Jul 13, 2007
Hoping for Prepared Foods at the Durham Farmer's Market
My friend Yvette shared this letter that she sent to the Durham Farmer's Market, and I volunteered to reprint it here as a local editorial.
Hello Durham Farmer's Market,
We are proud to live in Durham and have such a vibrant and living farmer's market to support, which in turn supports us with healthy produce, beautiful plants, tasty treats.
Our family loves to travel and we love farmer's markets, so no wonder the market is always our first destination in a new city or country. We have been to some amazing ones, and find that what makes a good market great include variety of farm fresh items, some prepared food for sustenance and to top it all off, music to keeps your toes tapping.
The only ingredient we find missing at our Durham Farmer's Market is prepared food. We love when a local restaurant sets up with samples and recipes using market ingredients, but we'd be happy to purchase food and hang out, listen to music and meet friends.
In our travels, we've enjoyed a variety of tasty eats at local farm market's:
- Home-made tacos, hand-crafted breads at the Dublin's Temple Bar Bio Market (also a great muesli and granola vendor)
- Made to order crepes at the Noordermarket (Bio) in Amsterdam
- Mexican, South-American, Caribbean cuisine and more at the Santa Monica Farmer's Market in California (also with pony rides and pony ride protesters)
- Vegan burritos at the Organic Farmer's Market in Berkeley, Calf.
I understand that the Durham Farmer's Market may be going for a more traditional "farm market" sensibility, it is also a community gathering place and could be the best place to go for a meal in Durham if we allowed it to be. I don't in any way mean to take away from all the hard work and integrity of the farmer's that sell there, they are of course the reason we attend the market year round.
Adding chefs and delicious food to the mix creates a vitality and symbiosis that make buying local and preparing fresh food exciting!

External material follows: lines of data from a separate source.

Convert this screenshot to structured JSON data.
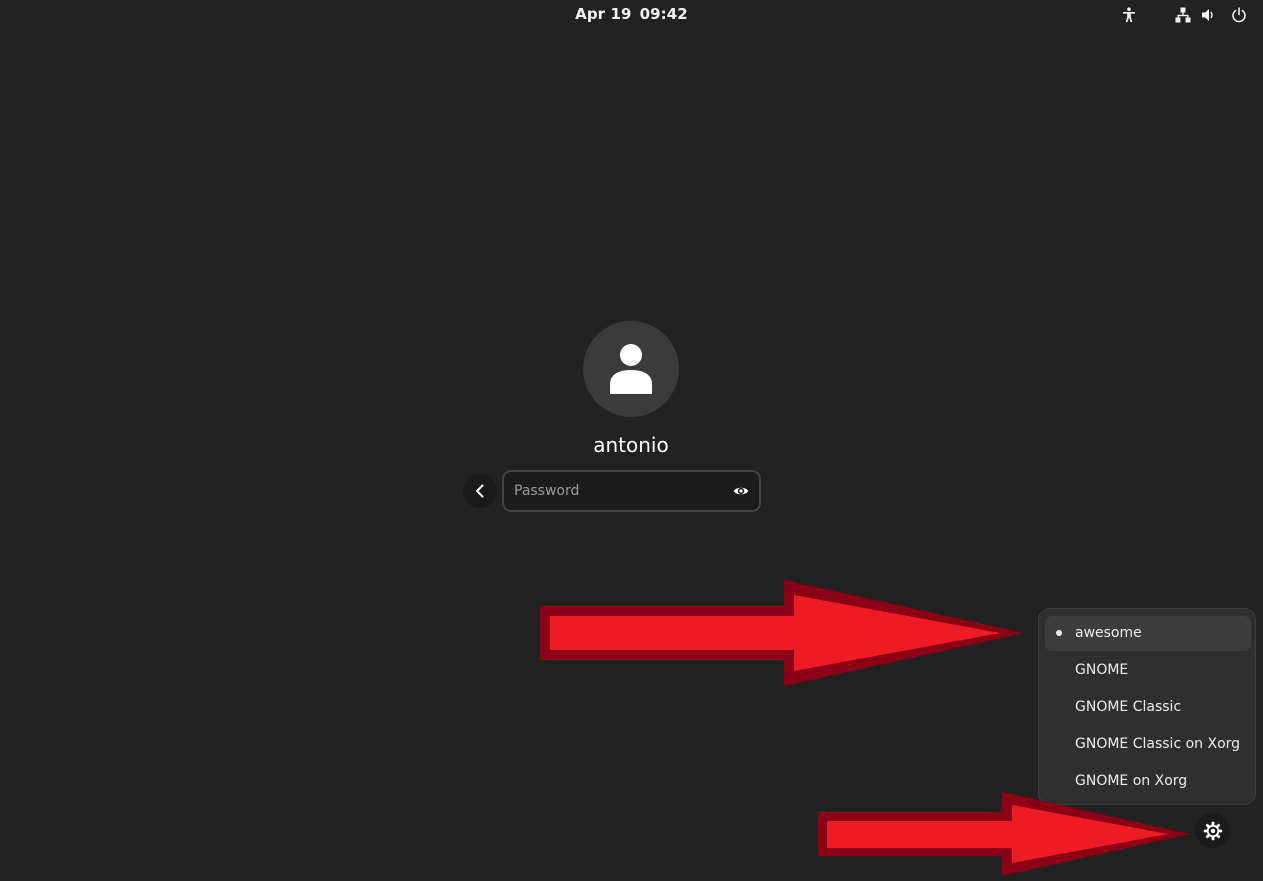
{
  "topbar": {
    "date": "Apr 19",
    "time": "09:42",
    "icons": [
      "accessibility-icon",
      "network-icon",
      "volume-icon",
      "power-icon"
    ]
  },
  "login": {
    "username": "antonio",
    "password_placeholder": "Password",
    "password_value": ""
  },
  "session_menu": {
    "items": [
      {
        "label": "awesome",
        "selected": true
      },
      {
        "label": "GNOME",
        "selected": false
      },
      {
        "label": "GNOME Classic",
        "selected": false
      },
      {
        "label": "GNOME Classic on Xorg",
        "selected": false
      },
      {
        "label": "GNOME on Xorg",
        "selected": false
      }
    ]
  },
  "colors": {
    "background": "#222222",
    "menu_background": "#2f2f2f",
    "arrow_fill": "#ed1c24",
    "arrow_outline": "#8b0014"
  }
}
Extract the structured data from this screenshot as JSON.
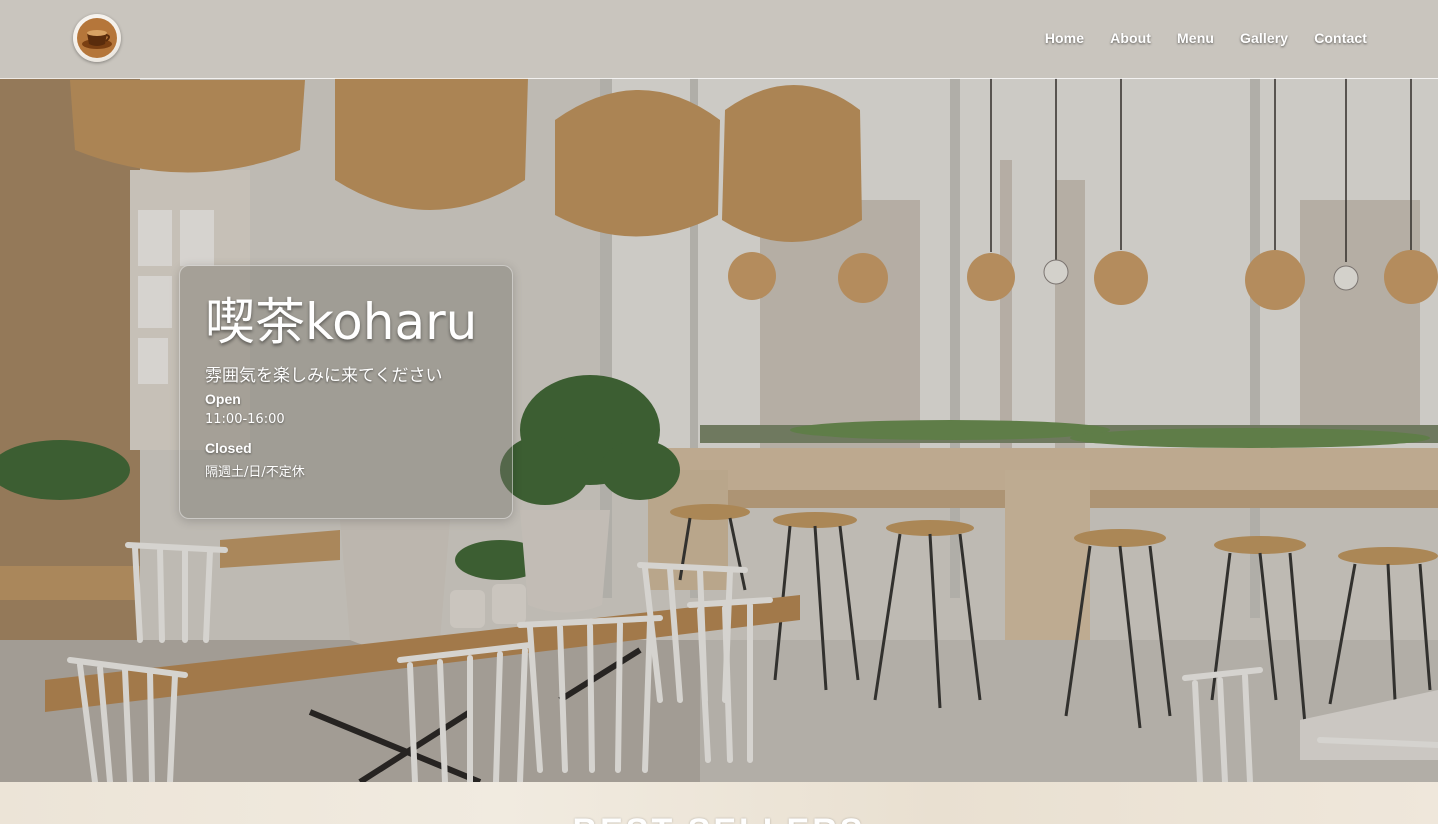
{
  "nav": {
    "logo_icon": "coffee-cup-icon",
    "links": [
      {
        "label": "Home"
      },
      {
        "label": "About"
      },
      {
        "label": "Menu"
      },
      {
        "label": "Gallery"
      },
      {
        "label": "Contact"
      }
    ]
  },
  "hero": {
    "shop_name": "喫茶koharu",
    "tagline": "雰囲気を楽しみに来てください",
    "open_label": "Open",
    "open_hours": "11:00-16:00",
    "closed_label": "Closed",
    "closed_days": "隔週土/日/不定休"
  },
  "next_section": {
    "heading": "BEST SELLERS"
  },
  "colors": {
    "nav_bg": "#d2cdc6",
    "card_bg": "#78746c",
    "text": "#ffffff",
    "section_bg": "#efe8de"
  }
}
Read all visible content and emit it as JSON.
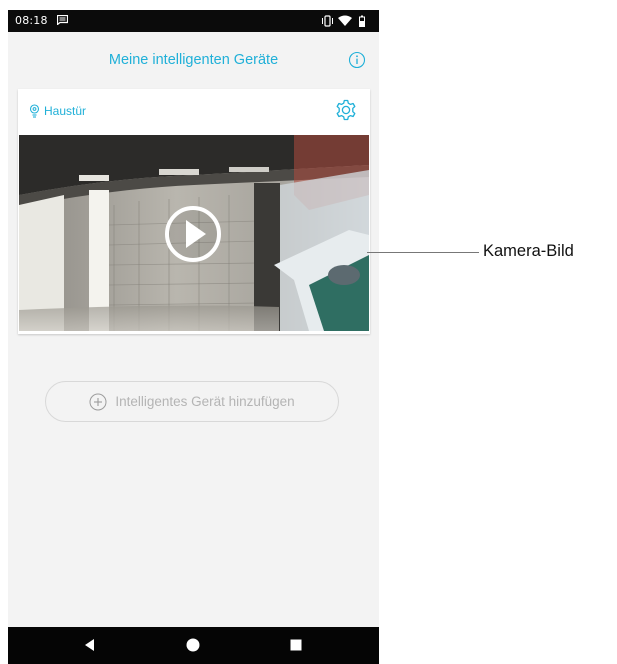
{
  "status_bar": {
    "time": "08:18",
    "icons": [
      "message-icon",
      "vibrate-icon",
      "wifi-icon",
      "battery-icon"
    ]
  },
  "header": {
    "title": "Meine intelligenten Geräte",
    "info_icon": "info-icon"
  },
  "device": {
    "name": "Haustür",
    "location_icon": "bulb-pin-icon",
    "settings_icon": "gear-icon",
    "preview_icon": "play-icon"
  },
  "add_device": {
    "label": "Intelligentes Gerät hinzufügen",
    "icon": "plus-circle-icon"
  },
  "nav": {
    "buttons": [
      "back-icon",
      "home-icon",
      "recents-icon"
    ]
  },
  "annotation": {
    "label": "Kamera-Bild"
  },
  "colors": {
    "accent": "#20b0d8",
    "background": "#f3f3f3",
    "bar": "#0b0b0b"
  }
}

What to do with all those zucchinis? Ask a chef! Have some vendors as regulars selling prepared food (even 1 or 2 would be great); and sometimes having chefs or restaurants do a special appearance would also be wonderful.
But But But...I've had sample food from restaurants at the Durham Farmer's market! They do have them come in! (I don't know how often, but last week there was a "tomato-testing" at 9:30 a.m. I went home before it happened, but it sounded cool)
And there ARE vendors selling prepared food. Mostly light, breakfasty food, but maybe that's because the market is in the mornings. In fact, last weekend I went to the market sans prior coffee so I could get some there. I could have had a variety of muffins, fried pies, cheese straws, and more.
But she's right. It's hardly a meal.
Posted by: Stew | Jul 17, 2007 7:38:03 AM
Oh, and Marianne can back me up on the restaurants actually having samples. I was with her when that happened! (My n of going to the DFM = 3 so far, with one day of restaurant samples, 3 of prepared foods and 1 of tomato testing)
Posted by: Stew | Jul 17, 2007 7:39:57 AM
They do have some sort of limit on the number of non-farmed-type product booths. A friend of mine ran into that when she wanted to sell bread there. The separate craft market also (I think) has such a limitation. Maybe what we need is a separate handmade food market. :)
Posted by: Joseph H. Vilas | Jul 17, 2007 9:26:06 AM